• **Task goal**:
Without the pictures, output the records below exactly as they are.

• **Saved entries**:
Content starts
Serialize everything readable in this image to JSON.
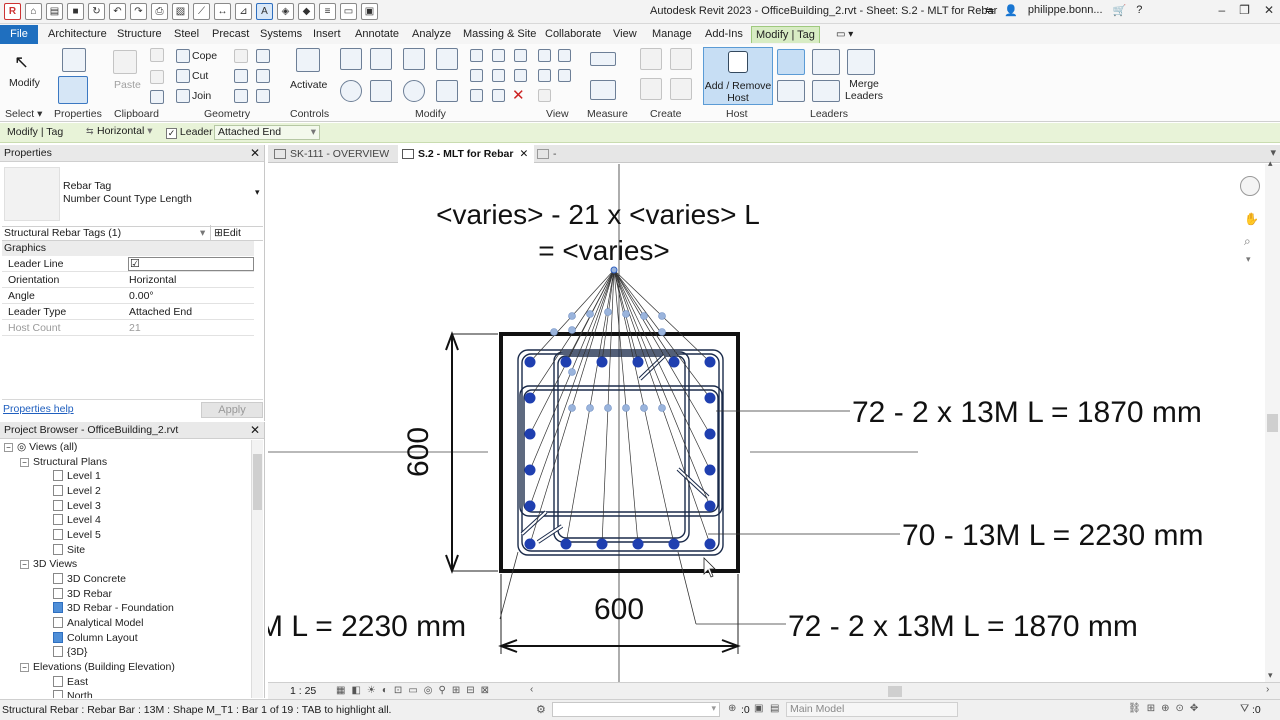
{
  "window": {
    "title": "Autodesk Revit 2023 - OfficeBuilding_2.rvt - Sheet: S.2 - MLT for Rebar",
    "user": "philippe.bonn...",
    "help": "?"
  },
  "ribbon_tabs": [
    "File",
    "Architecture",
    "Structure",
    "Steel",
    "Precast",
    "Systems",
    "Insert",
    "Annotate",
    "Analyze",
    "Massing & Site",
    "Collaborate",
    "View",
    "Manage",
    "Add-Ins",
    "Modify | Tag"
  ],
  "ribbon": {
    "modify_label": "Modify",
    "paste_label": "Paste",
    "cope_label": "Cope",
    "cut_label": "Cut",
    "join_label": "Join",
    "activate_label": "Activate",
    "add_remove_host_label": "Add / Remove Host",
    "merge_leaders_label": "Merge Leaders",
    "panels": {
      "select": "Select",
      "properties": "Properties",
      "clipboard": "Clipboard",
      "geometry": "Geometry",
      "controls": "Controls",
      "modify": "Modify",
      "view": "View",
      "measure": "Measure",
      "create": "Create",
      "host": "Host",
      "leaders": "Leaders"
    }
  },
  "options_bar": {
    "context": "Modify | Tag",
    "orientation": "Horizontal",
    "leader_label": "Leader",
    "leader_checked": true,
    "leader_type": "Attached End"
  },
  "properties": {
    "title": "Properties",
    "type_name": "Rebar Tag",
    "type_sub": "Number Count Type Length",
    "filter": "Structural Rebar Tags (1)",
    "edit_type": "Edit Type",
    "group": "Graphics",
    "rows": [
      {
        "key": "Leader Line",
        "value": ""
      },
      {
        "key": "Orientation",
        "value": "Horizontal"
      },
      {
        "key": "Angle",
        "value": "0.00°"
      },
      {
        "key": "Leader Type",
        "value": "Attached End"
      },
      {
        "key": "Host Count",
        "value": "21"
      }
    ],
    "help_link": "Properties help",
    "apply": "Apply"
  },
  "project_browser": {
    "title": "Project Browser - OfficeBuilding_2.rvt",
    "root": "Views (all)",
    "structural_plans": "Structural Plans",
    "plans": [
      "Level 1",
      "Level 2",
      "Level 3",
      "Level 4",
      "Level 5",
      "Site"
    ],
    "views_3d": "3D Views",
    "views3d_items": [
      "3D Concrete",
      "3D Rebar",
      "3D Rebar - Foundation",
      "Analytical Model",
      "Column Layout",
      "{3D}"
    ],
    "elevations": "Elevations (Building Elevation)",
    "elevation_items": [
      "East",
      "North"
    ]
  },
  "view_tabs": [
    "SK-111 - OVERVIEW",
    "S.2 - MLT for Rebar",
    "-"
  ],
  "drawing": {
    "tag_line1": "<varies> - 21 x <varies> L",
    "tag_line2": "= <varies>",
    "dim_vertical": "600",
    "dim_horizontal": "600",
    "label_right_top": "72 - 2 x 13M L = 1870 mm",
    "label_right_mid": "70 - 13M L = 2230 mm",
    "label_bottom_left": "M L = 2230 mm",
    "label_bottom_right": "72 - 2 x 13M L = 1870 mm",
    "colors": {
      "rebar": "#1f3fb0",
      "tag_dot": "#9ab4dc",
      "leader": "#333333"
    }
  },
  "view_bar": {
    "scale": "1 : 25"
  },
  "status": {
    "message": "Structural Rebar : Rebar Bar : 13M : Shape M_T1 : Bar 1 of 19 : TAB to highlight all.",
    "zero": ":0",
    "model": "Main Model",
    "filter_count": ":0"
  }
}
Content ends
• **Result for this task**:
Serialize everything readable in this image to JSON.
{
  "window": {
    "title": "Autodesk Revit 2023 - OfficeBuilding_2.rvt - Sheet: S.2 - MLT for Rebar",
    "user": "philippe.bonn...",
    "help": "?"
  },
  "ribbon_tabs": [
    "File",
    "Architecture",
    "Structure",
    "Steel",
    "Precast",
    "Systems",
    "Insert",
    "Annotate",
    "Analyze",
    "Massing & Site",
    "Collaborate",
    "View",
    "Manage",
    "Add-Ins",
    "Modify | Tag"
  ],
  "ribbon": {
    "modify_label": "Modify",
    "paste_label": "Paste",
    "cope_label": "Cope",
    "cut_label": "Cut",
    "join_label": "Join",
    "activate_label": "Activate",
    "add_remove_host_label": "Add / Remove Host",
    "merge_leaders_label": "Merge Leaders",
    "panels": {
      "select": "Select",
      "properties": "Properties",
      "clipboard": "Clipboard",
      "geometry": "Geometry",
      "controls": "Controls",
      "modify": "Modify",
      "view": "View",
      "measure": "Measure",
      "create": "Create",
      "host": "Host",
      "leaders": "Leaders"
    }
  },
  "options_bar": {
    "context": "Modify | Tag",
    "orientation": "Horizontal",
    "leader_label": "Leader",
    "leader_checked": true,
    "leader_type": "Attached End"
  },
  "properties": {
    "title": "Properties",
    "type_name": "Rebar Tag",
    "type_sub": "Number Count Type Length",
    "filter": "Structural Rebar Tags (1)",
    "edit_type": "Edit Type",
    "group": "Graphics",
    "rows": [
      {
        "key": "Leader Line",
        "value": ""
      },
      {
        "key": "Orientation",
        "value": "Horizontal"
      },
      {
        "key": "Angle",
        "value": "0.00°"
      },
      {
        "key": "Leader Type",
        "value": "Attached End"
      },
      {
        "key": "Host Count",
        "value": "21"
      }
    ],
    "help_link": "Properties help",
    "apply": "Apply"
  },
  "project_browser": {
    "title": "Project Browser - OfficeBuilding_2.rvt",
    "root": "Views (all)",
    "structural_plans": "Structural Plans",
    "plans": [
      "Level 1",
      "Level 2",
      "Level 3",
      "Level 4",
      "Level 5",
      "Site"
    ],
    "views_3d": "3D Views",
    "views3d_items": [
      "3D Concrete",
      "3D Rebar",
      "3D Rebar - Foundation",
      "Analytical Model",
      "Column Layout",
      "{3D}"
    ],
    "elevations": "Elevations (Building Elevation)",
    "elevation_items": [
      "East",
      "North"
    ]
  },
  "view_tabs": [
    "SK-111 - OVERVIEW",
    "S.2 - MLT for Rebar",
    "-"
  ],
  "drawing": {
    "tag_line1": "<varies> - 21 x <varies> L",
    "tag_line2": "= <varies>",
    "dim_vertical": "600",
    "dim_horizontal": "600",
    "label_right_top": "72 - 2 x 13M L = 1870 mm",
    "label_right_mid": "70 - 13M L = 2230 mm",
    "label_bottom_left": "M L = 2230 mm",
    "label_bottom_right": "72 - 2 x 13M L = 1870 mm",
    "colors": {
      "rebar": "#1f3fb0",
      "tag_dot": "#9ab4dc",
      "leader": "#333333"
    }
  },
  "view_bar": {
    "scale": "1 : 25"
  },
  "status": {
    "message": "Structural Rebar : Rebar Bar : 13M : Shape M_T1 : Bar 1 of 19 : TAB to highlight all.",
    "zero": ":0",
    "model": "Main Model",
    "filter_count": ":0"
  }
}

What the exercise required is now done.